Marble fretwork door, Taj, Agra.
Medium: Photographic print

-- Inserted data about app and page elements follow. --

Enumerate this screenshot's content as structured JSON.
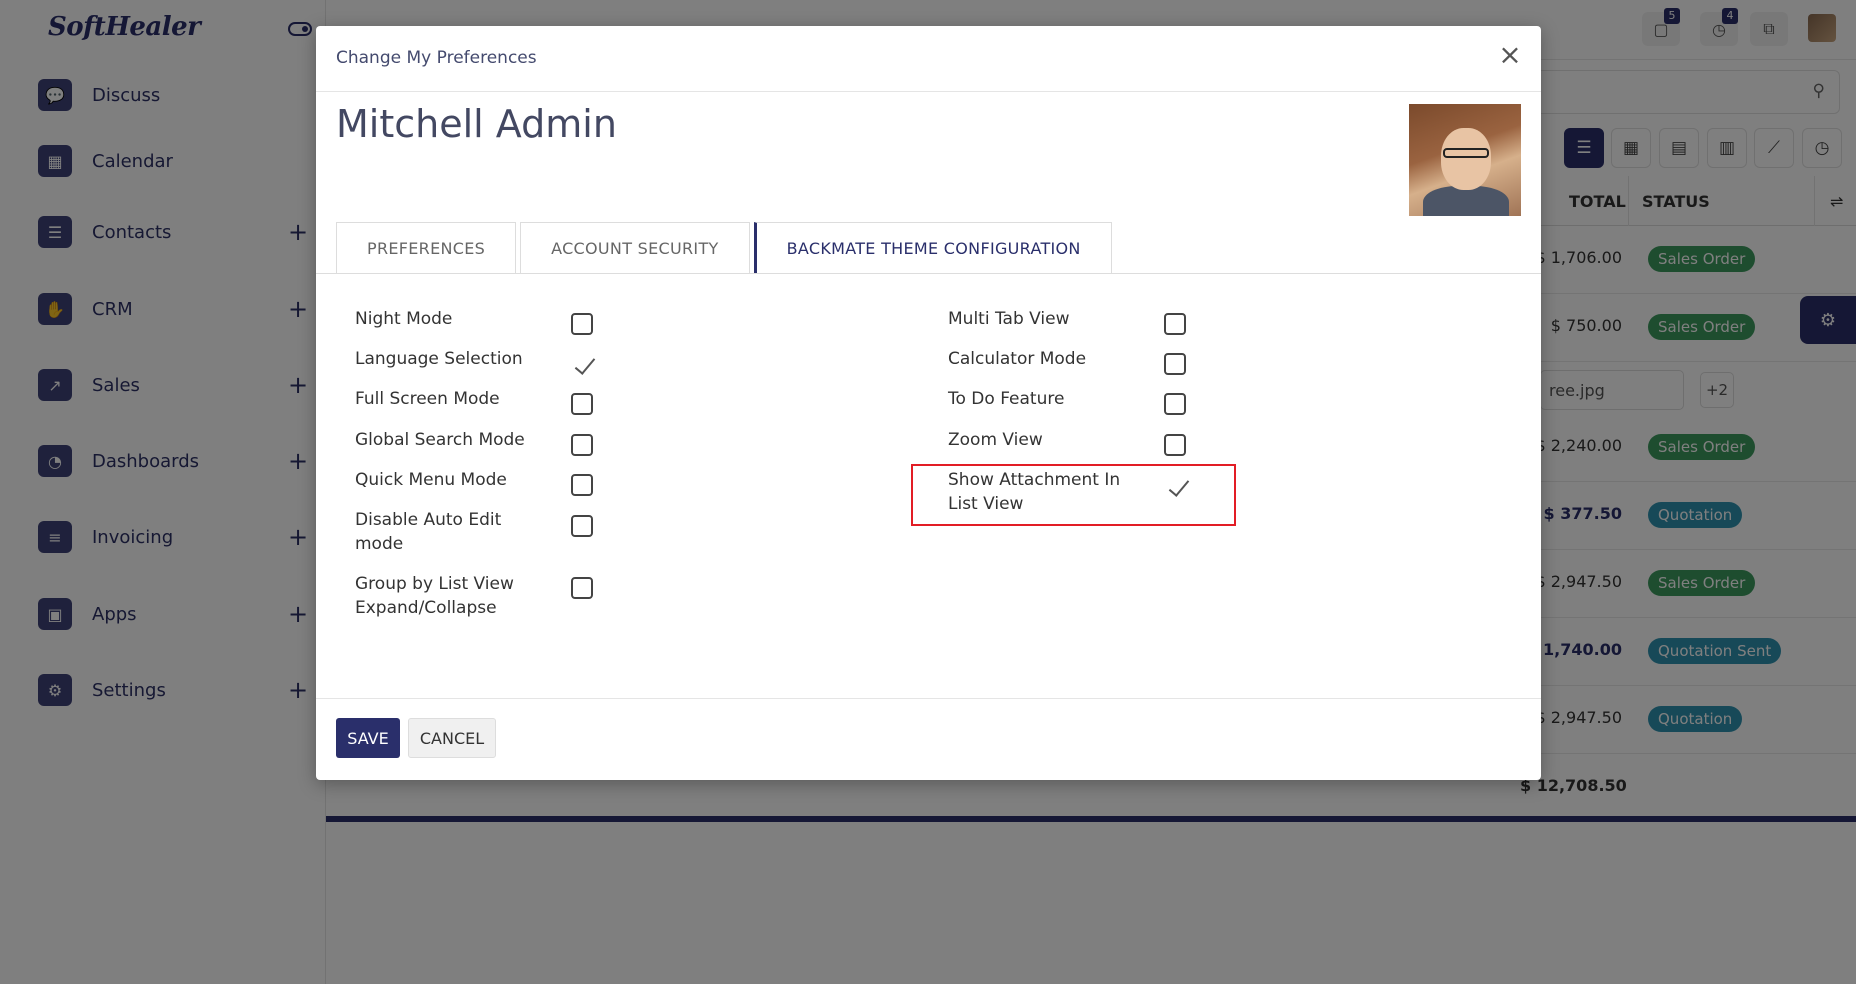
{
  "app": {
    "logo": "SoftHealer",
    "menu": [
      {
        "label": "Discuss",
        "icon": "chat-icon",
        "plus": false
      },
      {
        "label": "Calendar",
        "icon": "calendar-icon",
        "plus": false
      },
      {
        "label": "Contacts",
        "icon": "contacts-icon",
        "plus": true
      },
      {
        "label": "CRM",
        "icon": "handshake-icon",
        "plus": true
      },
      {
        "label": "Sales",
        "icon": "chart-line-icon",
        "plus": true
      },
      {
        "label": "Dashboards",
        "icon": "gauge-icon",
        "plus": true
      },
      {
        "label": "Invoicing",
        "icon": "receipt-icon",
        "plus": true
      },
      {
        "label": "Apps",
        "icon": "cubes-icon",
        "plus": true
      },
      {
        "label": "Settings",
        "icon": "gear-icon",
        "plus": true
      }
    ],
    "plus_sign": "+",
    "topbar": {
      "messages_count": "5",
      "activities_count": "4"
    },
    "list": {
      "headers": [
        "TOTAL",
        "STATUS"
      ],
      "rows": [
        {
          "total": "$ 1,706.00",
          "status": "Sales Order",
          "status_color": "green",
          "bold": false
        },
        {
          "total": "$ 750.00",
          "status": "Sales Order",
          "status_color": "green",
          "bold": false
        },
        {
          "total": "",
          "status": "",
          "status_color": "",
          "bold": false
        },
        {
          "total": "$ 2,240.00",
          "status": "Sales Order",
          "status_color": "green",
          "bold": false
        },
        {
          "total": "$ 377.50",
          "status": "Quotation",
          "status_color": "teal",
          "bold": true
        },
        {
          "total": "$ 2,947.50",
          "status": "Sales Order",
          "status_color": "green",
          "bold": false
        },
        {
          "total": "$ 1,740.00",
          "status": "Quotation Sent",
          "status_color": "teal",
          "bold": true
        },
        {
          "total": "$ 2,947.50",
          "status": "Quotation",
          "status_color": "teal",
          "bold": false
        }
      ],
      "attachment_chip": "ree.jpg",
      "attachment_more": "+2",
      "grand_total": "$ 12,708.50"
    },
    "colors": {
      "primary": "#2a2f6b",
      "badge_green": "#3c9a5f",
      "badge_teal": "#2f93b0",
      "highlight": "#e21d25"
    }
  },
  "modal": {
    "title": "Change My Preferences",
    "close_symbol": "×",
    "user_name": "Mitchell Admin",
    "tabs": [
      {
        "label": "PREFERENCES",
        "active": false
      },
      {
        "label": "ACCOUNT SECURITY",
        "active": false
      },
      {
        "label": "BACKMATE THEME CONFIGURATION",
        "active": true
      }
    ],
    "left_options": [
      {
        "label": "Night Mode",
        "checked": false
      },
      {
        "label": "Language Selection",
        "checked": true
      },
      {
        "label": "Full Screen Mode",
        "checked": false
      },
      {
        "label": "Global Search Mode",
        "checked": false
      },
      {
        "label": "Quick Menu Mode",
        "checked": false
      },
      {
        "label": "Disable Auto Edit mode",
        "checked": false
      },
      {
        "label": "Group by List View Expand/Collapse",
        "checked": false
      }
    ],
    "right_options": [
      {
        "label": "Multi Tab View",
        "checked": false
      },
      {
        "label": "Calculator Mode",
        "checked": false
      },
      {
        "label": "To Do Feature",
        "checked": false
      },
      {
        "label": "Zoom View",
        "checked": false
      },
      {
        "label": "Show Attachment In List View",
        "checked": true,
        "highlighted": true
      }
    ],
    "save_label": "SAVE",
    "cancel_label": "CANCEL"
  }
}
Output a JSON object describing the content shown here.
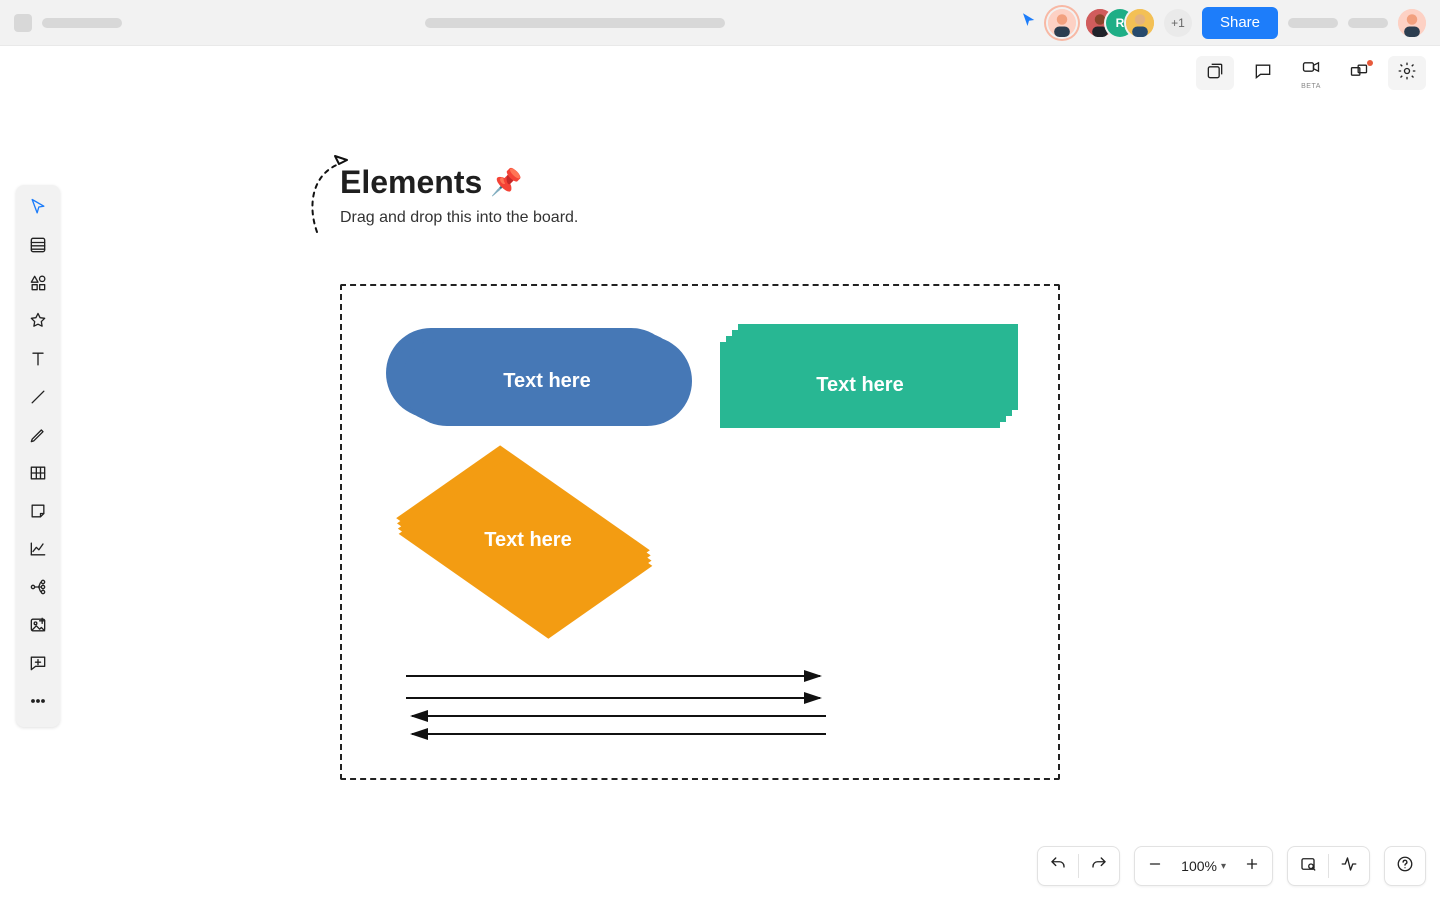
{
  "header": {
    "share_label": "Share",
    "avatar_overflow": "+1",
    "avatar3_initial": "R"
  },
  "topright": {
    "beta_label": "BETA"
  },
  "canvas": {
    "title": "Elements",
    "title_emoji": "📌",
    "subtitle": "Drag and drop this into the board.",
    "shape_blue_label": "Text here",
    "shape_green_label": "Text here",
    "shape_diamond_label": "Text here"
  },
  "zoom": {
    "level": "100%"
  }
}
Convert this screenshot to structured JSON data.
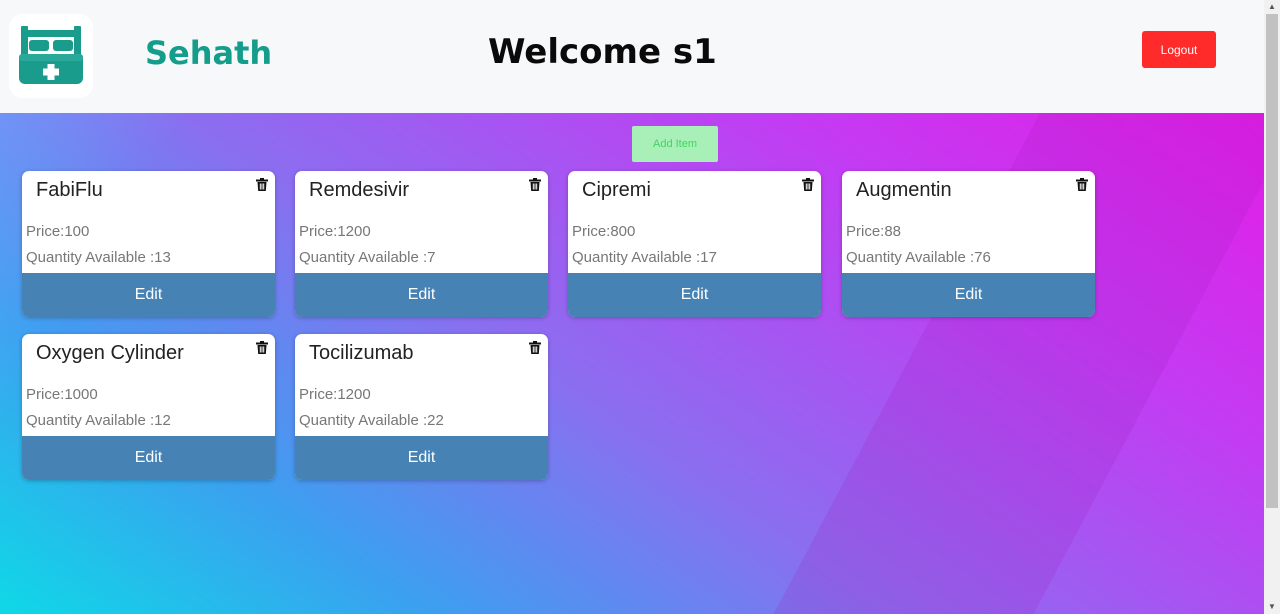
{
  "header": {
    "brand": "Sehath",
    "welcome": "Welcome s1",
    "logout_label": "Logout"
  },
  "toolbar": {
    "add_item_label": "Add Item"
  },
  "colors": {
    "brand": "#139d8a",
    "logout": "#ff2a2a",
    "edit": "#4682b4",
    "add_item_bg": "#a8f0b8",
    "add_item_text": "#3fd65e",
    "logo_teal": "#1a9c8c"
  },
  "items": [
    {
      "name": "FabiFlu",
      "price": "Price:100",
      "quantity": "Quantity Available :13",
      "edit_label": "Edit",
      "delete_icon": "trash-icon"
    },
    {
      "name": "Remdesivir",
      "price": "Price:1200",
      "quantity": "Quantity Available :7",
      "edit_label": "Edit",
      "delete_icon": "trash-icon"
    },
    {
      "name": "Cipremi",
      "price": "Price:800",
      "quantity": "Quantity Available :17",
      "edit_label": "Edit",
      "delete_icon": "trash-icon"
    },
    {
      "name": "Augmentin",
      "price": "Price:88",
      "quantity": "Quantity Available :76",
      "edit_label": "Edit",
      "delete_icon": "trash-icon"
    },
    {
      "name": "Oxygen Cylinder",
      "price": "Price:1000",
      "quantity": "Quantity Available :12",
      "edit_label": "Edit",
      "delete_icon": "trash-icon"
    },
    {
      "name": "Tocilizumab",
      "price": "Price:1200",
      "quantity": "Quantity Available :22",
      "edit_label": "Edit",
      "delete_icon": "trash-icon"
    }
  ]
}
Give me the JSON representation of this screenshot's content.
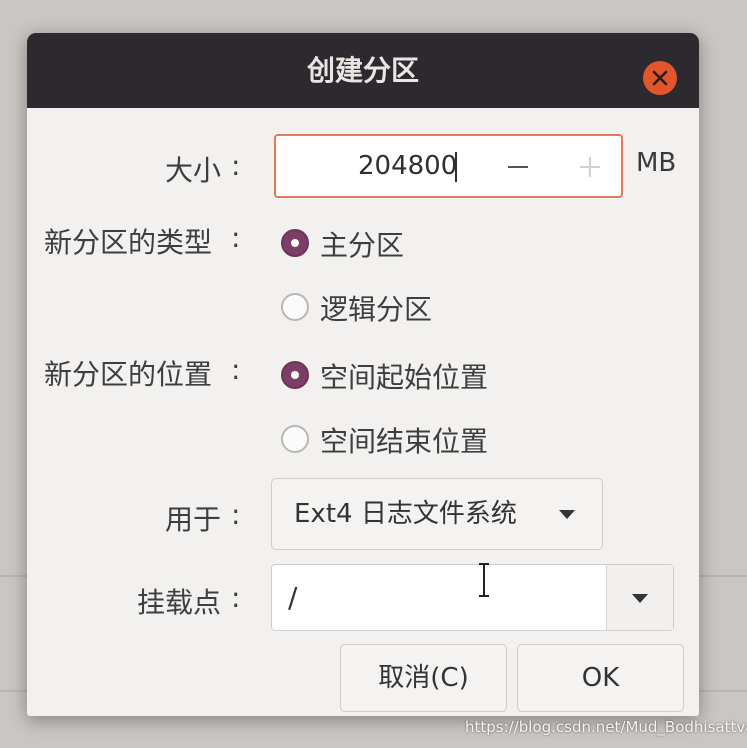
{
  "dialog": {
    "title": "创建分区",
    "close_icon": "close-icon"
  },
  "size": {
    "label": "大小",
    "colon": ":",
    "value": "204800",
    "unit": "MB"
  },
  "type": {
    "label": "新分区的类型",
    "colon": ":",
    "options": [
      {
        "label": "主分区",
        "selected": true
      },
      {
        "label": "逻辑分区",
        "selected": false
      }
    ]
  },
  "location": {
    "label": "新分区的位置",
    "colon": ":",
    "options": [
      {
        "label": "空间起始位置",
        "selected": true
      },
      {
        "label": "空间结束位置",
        "selected": false
      }
    ]
  },
  "use_as": {
    "label": "用于",
    "colon": ":",
    "value": "Ext4 日志文件系统"
  },
  "mount_point": {
    "label": "挂载点",
    "colon": ":",
    "value": "/"
  },
  "buttons": {
    "cancel": "取消(C)",
    "ok": "OK"
  },
  "watermark": "https://blog.csdn.net/Mud_Bodhisattva",
  "colors": {
    "titlebar": "#2c2a2e",
    "close_button": "#e2562b",
    "radio_selected": "#7c3e67",
    "focus_border": "#e07a5a"
  }
}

Photograph of a marble screen of the Taj Mahal, Agra, taken by an unknown photographer in the 1880s, part of the Bellew Collection of Architectural Views. The Taj Mahal was built on the banks of the river Yamuna in Agra by the Emperor Shah Jahan (ruled 1628-58) as a tomb for his favourite wife Arjumand Banu Begum, who had died in childbirth in 1631, and derives its name from her title Mumtaz-i-Mahal or 'Chosen of the Palace'. Constructed over a period of 12 years and involving the work of many thousands of skilled artisans, the Taj is the culmination of the evolution of Mughal architecture. Its beauty and charm derives not only from its lucid proportions and exquisite pietra dura decoration, but also from the quality of the marble, quarried from Makrana in Rajasthan, which is its chief material. The marble exterior responds subtly to changes in light and weather, and skilfully carved marble lattices provide a dim light to the interior.